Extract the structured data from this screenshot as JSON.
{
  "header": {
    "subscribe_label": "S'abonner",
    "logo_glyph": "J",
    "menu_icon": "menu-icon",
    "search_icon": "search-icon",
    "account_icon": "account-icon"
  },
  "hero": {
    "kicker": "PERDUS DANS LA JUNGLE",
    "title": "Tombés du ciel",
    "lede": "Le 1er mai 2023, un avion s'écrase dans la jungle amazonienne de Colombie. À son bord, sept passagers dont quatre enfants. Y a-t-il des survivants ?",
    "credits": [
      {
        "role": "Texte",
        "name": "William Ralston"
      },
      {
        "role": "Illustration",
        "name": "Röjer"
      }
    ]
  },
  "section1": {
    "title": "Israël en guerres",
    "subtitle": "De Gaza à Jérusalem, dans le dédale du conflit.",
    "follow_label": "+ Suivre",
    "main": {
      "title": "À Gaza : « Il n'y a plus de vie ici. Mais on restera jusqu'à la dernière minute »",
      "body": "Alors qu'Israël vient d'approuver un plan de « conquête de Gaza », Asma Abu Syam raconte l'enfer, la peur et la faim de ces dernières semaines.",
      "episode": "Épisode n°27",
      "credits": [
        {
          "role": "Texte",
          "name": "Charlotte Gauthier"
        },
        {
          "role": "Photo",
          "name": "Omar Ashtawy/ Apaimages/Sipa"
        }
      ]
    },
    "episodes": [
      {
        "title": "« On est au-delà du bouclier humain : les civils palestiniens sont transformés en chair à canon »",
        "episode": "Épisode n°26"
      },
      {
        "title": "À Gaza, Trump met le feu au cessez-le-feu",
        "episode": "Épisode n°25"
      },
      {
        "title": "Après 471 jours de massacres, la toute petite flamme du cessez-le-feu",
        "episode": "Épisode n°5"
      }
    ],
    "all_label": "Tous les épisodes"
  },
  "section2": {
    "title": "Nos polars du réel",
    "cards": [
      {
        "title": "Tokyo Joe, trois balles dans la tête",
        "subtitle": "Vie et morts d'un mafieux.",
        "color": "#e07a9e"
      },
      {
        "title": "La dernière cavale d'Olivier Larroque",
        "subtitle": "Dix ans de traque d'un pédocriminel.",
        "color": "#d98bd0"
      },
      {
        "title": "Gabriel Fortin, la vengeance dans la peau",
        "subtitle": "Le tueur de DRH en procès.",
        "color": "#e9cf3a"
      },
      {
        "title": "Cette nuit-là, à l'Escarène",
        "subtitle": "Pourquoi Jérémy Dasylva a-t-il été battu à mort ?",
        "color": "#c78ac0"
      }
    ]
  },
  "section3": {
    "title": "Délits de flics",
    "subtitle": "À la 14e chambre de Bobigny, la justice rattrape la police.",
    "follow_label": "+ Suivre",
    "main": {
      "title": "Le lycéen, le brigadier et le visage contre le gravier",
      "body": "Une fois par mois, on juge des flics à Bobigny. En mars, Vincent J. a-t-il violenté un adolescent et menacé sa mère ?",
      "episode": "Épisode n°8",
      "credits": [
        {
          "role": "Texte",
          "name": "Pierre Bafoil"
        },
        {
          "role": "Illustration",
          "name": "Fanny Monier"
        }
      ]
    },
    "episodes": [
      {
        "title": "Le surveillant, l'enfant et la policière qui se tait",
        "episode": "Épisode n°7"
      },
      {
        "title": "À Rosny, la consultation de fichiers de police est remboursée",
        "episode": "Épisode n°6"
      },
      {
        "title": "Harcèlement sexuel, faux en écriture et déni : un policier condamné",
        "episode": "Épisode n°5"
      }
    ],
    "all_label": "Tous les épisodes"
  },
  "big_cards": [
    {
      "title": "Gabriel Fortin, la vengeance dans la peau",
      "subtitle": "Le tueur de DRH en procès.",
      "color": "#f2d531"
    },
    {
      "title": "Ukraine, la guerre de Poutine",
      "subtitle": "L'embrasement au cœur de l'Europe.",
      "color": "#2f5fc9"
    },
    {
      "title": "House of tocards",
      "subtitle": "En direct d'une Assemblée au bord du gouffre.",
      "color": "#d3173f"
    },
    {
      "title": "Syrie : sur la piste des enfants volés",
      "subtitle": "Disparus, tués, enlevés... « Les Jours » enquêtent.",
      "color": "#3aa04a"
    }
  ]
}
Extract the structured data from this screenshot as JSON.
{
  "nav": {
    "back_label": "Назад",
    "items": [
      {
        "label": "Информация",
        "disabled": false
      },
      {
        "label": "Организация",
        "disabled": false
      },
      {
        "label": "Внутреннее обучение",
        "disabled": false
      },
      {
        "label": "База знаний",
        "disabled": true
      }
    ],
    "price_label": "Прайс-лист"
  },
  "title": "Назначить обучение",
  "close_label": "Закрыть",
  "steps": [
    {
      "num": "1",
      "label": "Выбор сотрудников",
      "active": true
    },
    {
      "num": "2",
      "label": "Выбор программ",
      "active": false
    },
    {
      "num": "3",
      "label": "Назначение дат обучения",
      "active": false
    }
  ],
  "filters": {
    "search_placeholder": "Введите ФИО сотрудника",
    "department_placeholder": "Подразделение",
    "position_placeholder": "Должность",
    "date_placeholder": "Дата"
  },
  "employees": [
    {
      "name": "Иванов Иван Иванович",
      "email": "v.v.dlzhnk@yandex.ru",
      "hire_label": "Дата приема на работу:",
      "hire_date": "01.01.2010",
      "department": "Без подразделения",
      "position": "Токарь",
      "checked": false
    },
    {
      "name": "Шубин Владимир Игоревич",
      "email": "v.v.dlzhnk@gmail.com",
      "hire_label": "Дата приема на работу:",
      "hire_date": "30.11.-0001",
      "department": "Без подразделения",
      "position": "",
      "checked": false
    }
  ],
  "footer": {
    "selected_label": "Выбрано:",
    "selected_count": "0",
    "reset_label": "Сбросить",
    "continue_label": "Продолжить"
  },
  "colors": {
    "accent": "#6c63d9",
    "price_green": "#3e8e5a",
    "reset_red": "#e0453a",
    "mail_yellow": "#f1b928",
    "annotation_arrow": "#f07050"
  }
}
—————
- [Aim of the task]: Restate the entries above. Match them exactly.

- [Solution to this task]:
Extract the structured data from this screenshot as JSON.
{
  "header": {
    "subscribe_label": "S'abonner",
    "logo_glyph": "J",
    "menu_icon": "menu-icon",
    "search_icon": "search-icon",
    "account_icon": "account-icon"
  },
  "hero": {
    "kicker": "PERDUS DANS LA JUNGLE",
    "title": "Tombés du ciel",
    "lede": "Le 1er mai 2023, un avion s'écrase dans la jungle amazonienne de Colombie. À son bord, sept passagers dont quatre enfants. Y a-t-il des survivants ?",
    "credits": [
      {
        "role": "Texte",
        "name": "William Ralston"
      },
      {
        "role": "Illustration",
        "name": "Röjer"
      }
    ]
  },
  "section1": {
    "title": "Israël en guerres",
    "subtitle": "De Gaza à Jérusalem, dans le dédale du conflit.",
    "follow_label": "+ Suivre",
    "main": {
      "title": "À Gaza : « Il n'y a plus de vie ici. Mais on restera jusqu'à la dernière minute »",
      "body": "Alors qu'Israël vient d'approuver un plan de « conquête de Gaza », Asma Abu Syam raconte l'enfer, la peur et la faim de ces dernières semaines.",
      "episode": "Épisode n°27",
      "credits": [
        {
          "role": "Texte",
          "name": "Charlotte Gauthier"
        },
        {
          "role": "Photo",
          "name": "Omar Ashtawy/ Apaimages/Sipa"
        }
      ]
    },
    "episodes": [
      {
        "title": "« On est au-delà du bouclier humain : les civils palestiniens sont transformés en chair à canon »",
        "episode": "Épisode n°26"
      },
      {
        "title": "À Gaza, Trump met le feu au cessez-le-feu",
        "episode": "Épisode n°25"
      },
      {
        "title": "Après 471 jours de massacres, la toute petite flamme du cessez-le-feu",
        "episode": "Épisode n°5"
      }
    ],
    "all_label": "Tous les épisodes"
  },
  "section2": {
    "title": "Nos polars du réel",
    "cards": [
      {
        "title": "Tokyo Joe, trois balles dans la tête",
        "subtitle": "Vie et morts d'un mafieux.",
        "color": "#e07a9e"
      },
      {
        "title": "La dernière cavale d'Olivier Larroque",
        "subtitle": "Dix ans de traque d'un pédocriminel.",
        "color": "#d98bd0"
      },
      {
        "title": "Gabriel Fortin, la vengeance dans la peau",
        "subtitle": "Le tueur de DRH en procès.",
        "color": "#e9cf3a"
      },
      {
        "title": "Cette nuit-là, à l'Escarène",
        "subtitle": "Pourquoi Jérémy Dasylva a-t-il été battu à mort ?",
        "color": "#c78ac0"
      }
    ]
  },
  "section3": {
    "title": "Délits de flics",
    "subtitle": "À la 14e chambre de Bobigny, la justice rattrape la police.",
    "follow_label": "+ Suivre",
    "main": {
      "title": "Le lycéen, le brigadier et le visage contre le gravier",
      "body": "Une fois par mois, on juge des flics à Bobigny. En mars, Vincent J. a-t-il violenté un adolescent et menacé sa mère ?",
      "episode": "Épisode n°8",
      "credits": [
        {
          "role": "Texte",
          "name": "Pierre Bafoil"
        },
        {
          "role": "Illustration",
          "name": "Fanny Monier"
        }
      ]
    },
    "episodes": [
      {
        "title": "Le surveillant, l'enfant et la policière qui se tait",
        "episode": "Épisode n°7"
      },
      {
        "title": "À Rosny, la consultation de fichiers de police est remboursée",
        "episode": "Épisode n°6"
      },
      {
        "title": "Harcèlement sexuel, faux en écriture et déni : un policier condamné",
        "episode": "Épisode n°5"
      }
    ],
    "all_label": "Tous les épisodes"
  },
  "big_cards": [
    {
      "title": "Gabriel Fortin, la vengeance dans la peau",
      "subtitle": "Le tueur de DRH en procès.",
      "color": "#f2d531"
    },
    {
      "title": "Ukraine, la guerre de Poutine",
      "subtitle": "L'embrasement au cœur de l'Europe.",
      "color": "#2f5fc9"
    },
    {
      "title": "House of tocards",
      "subtitle": "En direct d'une Assemblée au bord du gouffre.",
      "color": "#d3173f"
    },
    {
      "title": "Syrie : sur la piste des enfants volés",
      "subtitle": "Disparus, tués, enlevés... « Les Jours » enquêtent.",
      "color": "#3aa04a"
    }
  ]
}
Extract the structured data from this screenshot as JSON.
{
  "nav": {
    "back_label": "Назад",
    "items": [
      {
        "label": "Информация",
        "disabled": false
      },
      {
        "label": "Организация",
        "disabled": false
      },
      {
        "label": "Внутреннее обучение",
        "disabled": false
      },
      {
        "label": "База знаний",
        "disabled": true
      }
    ],
    "price_label": "Прайс-лист"
  },
  "title": "Назначить обучение",
  "close_label": "Закрыть",
  "steps": [
    {
      "num": "1",
      "label": "Выбор сотрудников",
      "active": true
    },
    {
      "num": "2",
      "label": "Выбор программ",
      "active": false
    },
    {
      "num": "3",
      "label": "Назначение дат обучения",
      "active": false
    }
  ],
  "filters": {
    "search_placeholder": "Введите ФИО сотрудника",
    "department_placeholder": "Подразделение",
    "position_placeholder": "Должность",
    "date_placeholder": "Дата"
  },
  "employees": [
    {
      "name": "Иванов Иван Иванович",
      "email": "v.v.dlzhnk@yandex.ru",
      "hire_label": "Дата приема на работу:",
      "hire_date": "01.01.2010",
      "department": "Без подразделения",
      "position": "Токарь",
      "checked": false
    },
    {
      "name": "Шубин Владимир Игоревич",
      "email": "v.v.dlzhnk@gmail.com",
      "hire_label": "Дата приема на работу:",
      "hire_date": "30.11.-0001",
      "department": "Без подразделения",
      "position": "",
      "checked": false
    }
  ],
  "footer": {
    "selected_label": "Выбрано:",
    "selected_count": "0",
    "reset_label": "Сбросить",
    "continue_label": "Продолжить"
  },
  "colors": {
    "accent": "#6c63d9",
    "price_green": "#3e8e5a",
    "reset_red": "#e0453a",
    "mail_yellow": "#f1b928",
    "annotation_arrow": "#f07050"
  }
}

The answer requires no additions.